Though I could understand her decision, at times I cried at the thought of what Florine had to do: turn over her beautiful baby, whom she clearly loved, to a stranger. Of course, I don’t know everything that went into her choice, but during our time there, I came to believe that it was precisely because she loved him that she was putting him up for adoption, so he could have the chance for a better life and infinitely more opportunities.

Day by day, through bottle feedings and diaper changes and nap time walks in the garden, Yuri and I tumbled deeper in love with the baby. She did most of his care while I focused on logistics, but I still got plenty of time to stare into his shining dark eyes, talk to him, and carry him around while singing the songs I once sang to my own kids.

In the weeks of waiting for Kai’s visa to arrive, we fell into a dream state; some days, we made it no farther than our hotel room balcony, with its view of palm trees. It was a time out of time as we adjusted our days to the baby’s rhythm.

After two weeks on the island, I flew home and our sister Yoshi arrived to take the second shift.

homeward bound
I fly into
yesterday

It was a tremendous gift to have been part of this magical time for Yuri and my new nephew Enakai, whose name means “glowing sea” in Hawaiian. We are grateful to all the people who helped bring this darling child into our family, especially Florine.

named for the sea
he crosses the ocean
to find his way home

Makino Studios News

Open Studios: Humboldt friends, please join silk painter Tina Gleave, feather artist Marianne Odisio and me from 11 a.m. to 5 p.m. this Saturday and Sunday, May 31 and June 1 for North Coast Open Studios. We’ll be showing new work, demonstrating our tools and techniques, and serving free refreshments in the historic Samoa Women’s Club, in Samoa, California. This Times-Standard article has details.

Powell’s: I’m delighted to share that Powell's Books on Hawthorne in Portland, Oregon, considered one of the world's best bookstores, is now carrying my cards!

Haiku Awards: Two of my haiku received top honors at the annual ukiaHaiku Festival in April, held in my old hometown of Ukiah, California. (See my post from last year, Ukiah Backwards.)

rhythm of rain
the dog curls tighter
in his sleep

(1st place, General Adult, ukiaHaiku Festival 2014)

drought season
we run out of things
to say

(1st place, Dori Anderson prize for haiku about Ukiah, ukiaHaiku Festival 2014)

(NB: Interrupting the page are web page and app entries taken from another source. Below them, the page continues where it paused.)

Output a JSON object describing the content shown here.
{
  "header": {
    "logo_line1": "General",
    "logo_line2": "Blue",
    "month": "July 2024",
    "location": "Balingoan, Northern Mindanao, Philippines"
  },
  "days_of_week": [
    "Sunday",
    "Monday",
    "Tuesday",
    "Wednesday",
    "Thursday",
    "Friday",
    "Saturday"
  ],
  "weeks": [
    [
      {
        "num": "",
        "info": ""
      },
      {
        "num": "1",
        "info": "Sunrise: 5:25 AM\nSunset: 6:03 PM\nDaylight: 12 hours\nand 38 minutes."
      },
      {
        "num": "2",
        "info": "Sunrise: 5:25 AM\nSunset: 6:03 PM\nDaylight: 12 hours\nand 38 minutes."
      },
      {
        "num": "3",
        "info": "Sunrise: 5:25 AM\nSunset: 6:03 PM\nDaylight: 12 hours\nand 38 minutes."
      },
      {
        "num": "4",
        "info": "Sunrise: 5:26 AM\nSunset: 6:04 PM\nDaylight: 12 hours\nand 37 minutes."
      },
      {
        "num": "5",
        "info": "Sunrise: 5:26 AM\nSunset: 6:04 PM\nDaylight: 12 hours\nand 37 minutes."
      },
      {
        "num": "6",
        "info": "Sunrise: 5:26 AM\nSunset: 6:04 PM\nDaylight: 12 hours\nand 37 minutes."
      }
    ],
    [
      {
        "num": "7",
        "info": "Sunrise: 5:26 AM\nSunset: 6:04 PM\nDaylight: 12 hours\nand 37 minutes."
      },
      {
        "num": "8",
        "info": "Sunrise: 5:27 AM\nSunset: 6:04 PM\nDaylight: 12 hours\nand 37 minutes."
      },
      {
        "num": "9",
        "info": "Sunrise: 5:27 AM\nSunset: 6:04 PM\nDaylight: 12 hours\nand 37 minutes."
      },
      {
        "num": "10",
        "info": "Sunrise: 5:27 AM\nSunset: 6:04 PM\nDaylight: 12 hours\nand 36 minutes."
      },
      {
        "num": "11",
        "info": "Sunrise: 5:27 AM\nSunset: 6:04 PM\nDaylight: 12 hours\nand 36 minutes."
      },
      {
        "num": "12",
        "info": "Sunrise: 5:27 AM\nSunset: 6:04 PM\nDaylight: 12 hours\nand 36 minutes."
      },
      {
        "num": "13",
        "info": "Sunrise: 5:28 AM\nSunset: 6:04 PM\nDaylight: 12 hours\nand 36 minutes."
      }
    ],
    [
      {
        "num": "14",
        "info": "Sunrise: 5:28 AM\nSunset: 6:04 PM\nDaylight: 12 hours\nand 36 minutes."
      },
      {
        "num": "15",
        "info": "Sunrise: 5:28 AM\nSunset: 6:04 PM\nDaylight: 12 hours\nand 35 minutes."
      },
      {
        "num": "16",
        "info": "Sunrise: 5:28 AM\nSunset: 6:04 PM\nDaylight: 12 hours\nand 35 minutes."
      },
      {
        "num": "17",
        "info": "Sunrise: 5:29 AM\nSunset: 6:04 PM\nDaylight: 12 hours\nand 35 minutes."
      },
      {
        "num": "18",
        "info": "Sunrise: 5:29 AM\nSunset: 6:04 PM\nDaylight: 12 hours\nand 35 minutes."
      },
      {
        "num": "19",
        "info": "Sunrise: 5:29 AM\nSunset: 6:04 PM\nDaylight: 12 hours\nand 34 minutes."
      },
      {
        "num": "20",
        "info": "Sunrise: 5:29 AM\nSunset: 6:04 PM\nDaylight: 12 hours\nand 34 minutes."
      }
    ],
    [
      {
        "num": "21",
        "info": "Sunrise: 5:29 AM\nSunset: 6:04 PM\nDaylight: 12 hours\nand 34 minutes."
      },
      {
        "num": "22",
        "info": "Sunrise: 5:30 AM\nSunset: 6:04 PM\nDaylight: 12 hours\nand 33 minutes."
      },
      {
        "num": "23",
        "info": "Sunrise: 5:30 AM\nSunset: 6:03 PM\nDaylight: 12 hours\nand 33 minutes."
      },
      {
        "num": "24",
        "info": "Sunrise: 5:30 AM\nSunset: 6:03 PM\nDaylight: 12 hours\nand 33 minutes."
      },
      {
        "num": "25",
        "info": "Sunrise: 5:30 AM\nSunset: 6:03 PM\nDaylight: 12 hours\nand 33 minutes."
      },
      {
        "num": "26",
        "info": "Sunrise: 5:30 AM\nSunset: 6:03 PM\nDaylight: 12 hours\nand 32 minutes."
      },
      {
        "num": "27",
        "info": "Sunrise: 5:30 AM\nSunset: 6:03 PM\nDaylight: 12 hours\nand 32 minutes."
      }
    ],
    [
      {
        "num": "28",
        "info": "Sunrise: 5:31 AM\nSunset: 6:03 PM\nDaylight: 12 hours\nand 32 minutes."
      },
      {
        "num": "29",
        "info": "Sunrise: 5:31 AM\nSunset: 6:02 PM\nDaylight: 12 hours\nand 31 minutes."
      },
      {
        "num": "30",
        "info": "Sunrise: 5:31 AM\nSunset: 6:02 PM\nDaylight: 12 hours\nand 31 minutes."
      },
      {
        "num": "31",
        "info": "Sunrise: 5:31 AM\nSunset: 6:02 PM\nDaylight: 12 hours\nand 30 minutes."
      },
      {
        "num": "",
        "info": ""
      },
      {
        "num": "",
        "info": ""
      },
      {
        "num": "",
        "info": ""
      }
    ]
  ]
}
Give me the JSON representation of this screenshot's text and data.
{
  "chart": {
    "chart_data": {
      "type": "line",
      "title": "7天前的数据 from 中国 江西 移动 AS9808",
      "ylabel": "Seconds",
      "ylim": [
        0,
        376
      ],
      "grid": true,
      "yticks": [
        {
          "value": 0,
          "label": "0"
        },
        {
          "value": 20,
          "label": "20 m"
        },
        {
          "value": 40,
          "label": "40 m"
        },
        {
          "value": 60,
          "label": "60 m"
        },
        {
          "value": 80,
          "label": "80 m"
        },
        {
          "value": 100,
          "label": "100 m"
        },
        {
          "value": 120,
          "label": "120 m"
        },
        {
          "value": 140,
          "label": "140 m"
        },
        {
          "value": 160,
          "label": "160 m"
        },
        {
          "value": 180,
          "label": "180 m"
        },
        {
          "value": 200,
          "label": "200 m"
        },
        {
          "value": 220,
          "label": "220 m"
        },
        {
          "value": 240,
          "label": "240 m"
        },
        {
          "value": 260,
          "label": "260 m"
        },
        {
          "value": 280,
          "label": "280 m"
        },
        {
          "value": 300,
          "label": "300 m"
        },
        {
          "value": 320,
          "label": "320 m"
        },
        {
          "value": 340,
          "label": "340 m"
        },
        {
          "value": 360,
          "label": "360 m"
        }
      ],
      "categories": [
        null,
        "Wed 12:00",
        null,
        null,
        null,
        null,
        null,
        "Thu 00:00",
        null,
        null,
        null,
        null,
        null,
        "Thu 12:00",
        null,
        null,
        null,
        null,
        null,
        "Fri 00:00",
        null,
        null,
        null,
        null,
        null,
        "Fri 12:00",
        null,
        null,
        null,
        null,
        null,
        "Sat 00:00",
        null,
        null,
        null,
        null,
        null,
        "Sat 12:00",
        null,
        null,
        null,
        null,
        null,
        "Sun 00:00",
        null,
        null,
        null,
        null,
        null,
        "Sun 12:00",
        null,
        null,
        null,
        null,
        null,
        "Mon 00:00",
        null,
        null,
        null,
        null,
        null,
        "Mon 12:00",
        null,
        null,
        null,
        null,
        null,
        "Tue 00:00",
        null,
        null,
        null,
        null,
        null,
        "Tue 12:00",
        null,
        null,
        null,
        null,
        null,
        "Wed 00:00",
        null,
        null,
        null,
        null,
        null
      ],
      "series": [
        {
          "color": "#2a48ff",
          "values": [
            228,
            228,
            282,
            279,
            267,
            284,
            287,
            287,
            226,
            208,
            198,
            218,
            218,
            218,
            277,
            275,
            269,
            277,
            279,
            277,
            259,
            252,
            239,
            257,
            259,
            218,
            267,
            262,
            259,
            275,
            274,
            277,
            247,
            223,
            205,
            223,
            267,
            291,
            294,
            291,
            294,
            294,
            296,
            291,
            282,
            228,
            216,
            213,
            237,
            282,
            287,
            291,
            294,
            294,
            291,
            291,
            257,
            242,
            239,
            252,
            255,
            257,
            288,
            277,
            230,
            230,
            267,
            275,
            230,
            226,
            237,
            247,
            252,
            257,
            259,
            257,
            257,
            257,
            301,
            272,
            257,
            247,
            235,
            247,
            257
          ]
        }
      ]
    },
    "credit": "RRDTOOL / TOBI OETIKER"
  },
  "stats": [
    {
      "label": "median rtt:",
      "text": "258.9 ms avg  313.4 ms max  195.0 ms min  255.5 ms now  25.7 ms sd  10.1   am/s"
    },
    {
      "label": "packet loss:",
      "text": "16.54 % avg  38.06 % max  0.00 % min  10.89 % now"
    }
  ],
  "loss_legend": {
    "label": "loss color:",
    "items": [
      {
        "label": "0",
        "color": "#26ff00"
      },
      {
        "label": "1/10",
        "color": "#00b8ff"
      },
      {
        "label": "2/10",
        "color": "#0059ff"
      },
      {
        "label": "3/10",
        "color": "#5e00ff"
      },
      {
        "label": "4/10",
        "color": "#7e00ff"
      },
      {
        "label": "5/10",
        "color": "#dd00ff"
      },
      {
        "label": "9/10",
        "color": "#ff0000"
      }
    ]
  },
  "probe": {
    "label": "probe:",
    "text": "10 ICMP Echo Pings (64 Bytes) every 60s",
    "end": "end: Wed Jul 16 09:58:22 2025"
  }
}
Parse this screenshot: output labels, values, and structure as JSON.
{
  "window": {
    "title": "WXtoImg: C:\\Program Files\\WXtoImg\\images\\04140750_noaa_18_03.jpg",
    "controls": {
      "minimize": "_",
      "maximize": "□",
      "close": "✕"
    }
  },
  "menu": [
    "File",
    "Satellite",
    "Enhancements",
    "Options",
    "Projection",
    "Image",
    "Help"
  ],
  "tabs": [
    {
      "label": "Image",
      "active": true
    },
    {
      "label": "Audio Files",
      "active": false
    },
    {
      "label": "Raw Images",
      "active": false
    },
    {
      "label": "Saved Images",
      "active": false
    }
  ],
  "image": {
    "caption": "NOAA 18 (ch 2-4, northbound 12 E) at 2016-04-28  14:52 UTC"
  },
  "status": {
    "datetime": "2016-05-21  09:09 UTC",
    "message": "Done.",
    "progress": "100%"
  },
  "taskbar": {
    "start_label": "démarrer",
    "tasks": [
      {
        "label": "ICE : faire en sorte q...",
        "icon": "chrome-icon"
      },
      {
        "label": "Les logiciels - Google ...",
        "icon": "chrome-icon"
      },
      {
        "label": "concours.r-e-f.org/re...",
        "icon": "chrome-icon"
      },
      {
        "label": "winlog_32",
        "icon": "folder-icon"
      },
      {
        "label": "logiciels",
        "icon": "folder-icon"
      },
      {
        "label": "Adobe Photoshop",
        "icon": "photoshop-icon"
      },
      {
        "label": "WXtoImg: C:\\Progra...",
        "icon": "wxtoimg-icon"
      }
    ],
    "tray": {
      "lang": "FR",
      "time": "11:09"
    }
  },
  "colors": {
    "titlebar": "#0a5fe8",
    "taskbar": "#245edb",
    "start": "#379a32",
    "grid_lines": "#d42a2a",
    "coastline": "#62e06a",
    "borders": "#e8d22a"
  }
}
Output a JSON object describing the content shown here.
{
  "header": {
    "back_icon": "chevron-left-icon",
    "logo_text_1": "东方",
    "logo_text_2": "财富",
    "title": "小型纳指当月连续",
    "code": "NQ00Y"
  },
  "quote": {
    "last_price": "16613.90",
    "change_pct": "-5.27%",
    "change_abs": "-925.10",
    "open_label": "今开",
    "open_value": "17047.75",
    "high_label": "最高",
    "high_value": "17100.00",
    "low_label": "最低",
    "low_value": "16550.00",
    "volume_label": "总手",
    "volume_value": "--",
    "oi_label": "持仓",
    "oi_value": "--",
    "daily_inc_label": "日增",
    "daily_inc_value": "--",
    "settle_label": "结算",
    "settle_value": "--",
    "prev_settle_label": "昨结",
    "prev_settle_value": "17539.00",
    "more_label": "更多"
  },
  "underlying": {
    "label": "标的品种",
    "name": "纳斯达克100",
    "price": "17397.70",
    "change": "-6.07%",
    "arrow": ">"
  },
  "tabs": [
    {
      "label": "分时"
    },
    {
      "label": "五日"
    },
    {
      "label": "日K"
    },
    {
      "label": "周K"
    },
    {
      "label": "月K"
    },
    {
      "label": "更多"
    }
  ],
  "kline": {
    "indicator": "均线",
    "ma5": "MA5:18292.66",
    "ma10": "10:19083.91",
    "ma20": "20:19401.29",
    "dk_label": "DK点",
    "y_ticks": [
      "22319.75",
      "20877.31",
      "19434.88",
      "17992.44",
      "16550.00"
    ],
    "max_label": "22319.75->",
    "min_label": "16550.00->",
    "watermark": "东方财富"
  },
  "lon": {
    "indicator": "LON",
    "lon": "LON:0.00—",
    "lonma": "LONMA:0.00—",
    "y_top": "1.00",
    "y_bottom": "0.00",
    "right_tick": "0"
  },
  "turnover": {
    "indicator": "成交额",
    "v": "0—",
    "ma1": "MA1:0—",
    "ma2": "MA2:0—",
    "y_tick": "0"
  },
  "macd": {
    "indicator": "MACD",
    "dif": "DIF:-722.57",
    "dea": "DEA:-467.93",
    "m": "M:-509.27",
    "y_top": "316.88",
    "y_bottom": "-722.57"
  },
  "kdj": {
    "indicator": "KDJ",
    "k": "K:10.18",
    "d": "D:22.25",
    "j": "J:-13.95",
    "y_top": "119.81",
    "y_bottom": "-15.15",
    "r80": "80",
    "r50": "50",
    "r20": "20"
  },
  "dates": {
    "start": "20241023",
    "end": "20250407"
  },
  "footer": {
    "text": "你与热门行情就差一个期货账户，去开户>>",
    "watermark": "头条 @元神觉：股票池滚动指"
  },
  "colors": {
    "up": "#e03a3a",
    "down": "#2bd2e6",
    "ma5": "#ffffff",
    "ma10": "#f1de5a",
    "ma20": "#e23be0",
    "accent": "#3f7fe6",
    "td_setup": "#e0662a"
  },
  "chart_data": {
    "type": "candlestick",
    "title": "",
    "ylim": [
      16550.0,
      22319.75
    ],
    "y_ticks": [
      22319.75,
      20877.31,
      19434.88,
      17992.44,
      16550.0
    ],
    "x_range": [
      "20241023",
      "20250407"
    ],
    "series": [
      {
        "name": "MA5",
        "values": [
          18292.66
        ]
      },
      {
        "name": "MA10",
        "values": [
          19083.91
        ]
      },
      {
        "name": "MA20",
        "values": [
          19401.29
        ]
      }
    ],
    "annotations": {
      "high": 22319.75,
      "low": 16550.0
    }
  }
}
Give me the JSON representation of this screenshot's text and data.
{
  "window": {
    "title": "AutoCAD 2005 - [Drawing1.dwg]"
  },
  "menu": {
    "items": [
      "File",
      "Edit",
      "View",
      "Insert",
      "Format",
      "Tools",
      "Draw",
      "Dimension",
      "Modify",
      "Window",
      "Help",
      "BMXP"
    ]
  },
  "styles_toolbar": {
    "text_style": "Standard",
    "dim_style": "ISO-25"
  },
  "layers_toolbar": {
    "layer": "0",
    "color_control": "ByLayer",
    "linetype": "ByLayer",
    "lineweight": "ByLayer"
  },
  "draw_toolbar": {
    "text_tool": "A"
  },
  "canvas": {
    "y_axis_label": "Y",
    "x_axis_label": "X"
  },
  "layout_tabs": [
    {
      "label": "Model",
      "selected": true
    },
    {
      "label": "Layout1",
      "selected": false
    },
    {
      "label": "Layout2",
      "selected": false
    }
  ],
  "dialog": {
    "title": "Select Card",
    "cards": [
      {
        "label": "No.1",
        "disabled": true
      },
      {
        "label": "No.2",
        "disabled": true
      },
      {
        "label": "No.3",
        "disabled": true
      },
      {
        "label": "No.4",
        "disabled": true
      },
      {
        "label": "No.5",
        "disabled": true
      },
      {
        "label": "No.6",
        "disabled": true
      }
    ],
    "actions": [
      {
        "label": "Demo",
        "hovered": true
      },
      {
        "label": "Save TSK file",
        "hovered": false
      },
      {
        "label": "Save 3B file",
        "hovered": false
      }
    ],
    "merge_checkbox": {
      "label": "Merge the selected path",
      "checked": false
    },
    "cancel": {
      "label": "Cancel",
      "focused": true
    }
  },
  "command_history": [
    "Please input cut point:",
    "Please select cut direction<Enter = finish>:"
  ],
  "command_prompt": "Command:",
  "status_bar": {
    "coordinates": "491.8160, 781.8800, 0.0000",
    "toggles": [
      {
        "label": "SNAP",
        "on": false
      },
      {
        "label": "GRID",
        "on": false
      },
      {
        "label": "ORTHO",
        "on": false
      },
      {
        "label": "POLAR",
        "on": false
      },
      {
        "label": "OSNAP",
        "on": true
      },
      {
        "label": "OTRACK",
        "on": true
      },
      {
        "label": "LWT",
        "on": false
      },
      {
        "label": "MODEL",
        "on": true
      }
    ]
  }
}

Summer Show: I’ll have a solo show at Humboldt Herbals in Old Town Eureka, California in July and August. The opening will be during Arts Alive Saturday, July 5, 6-9 p.m. Hope to see you there!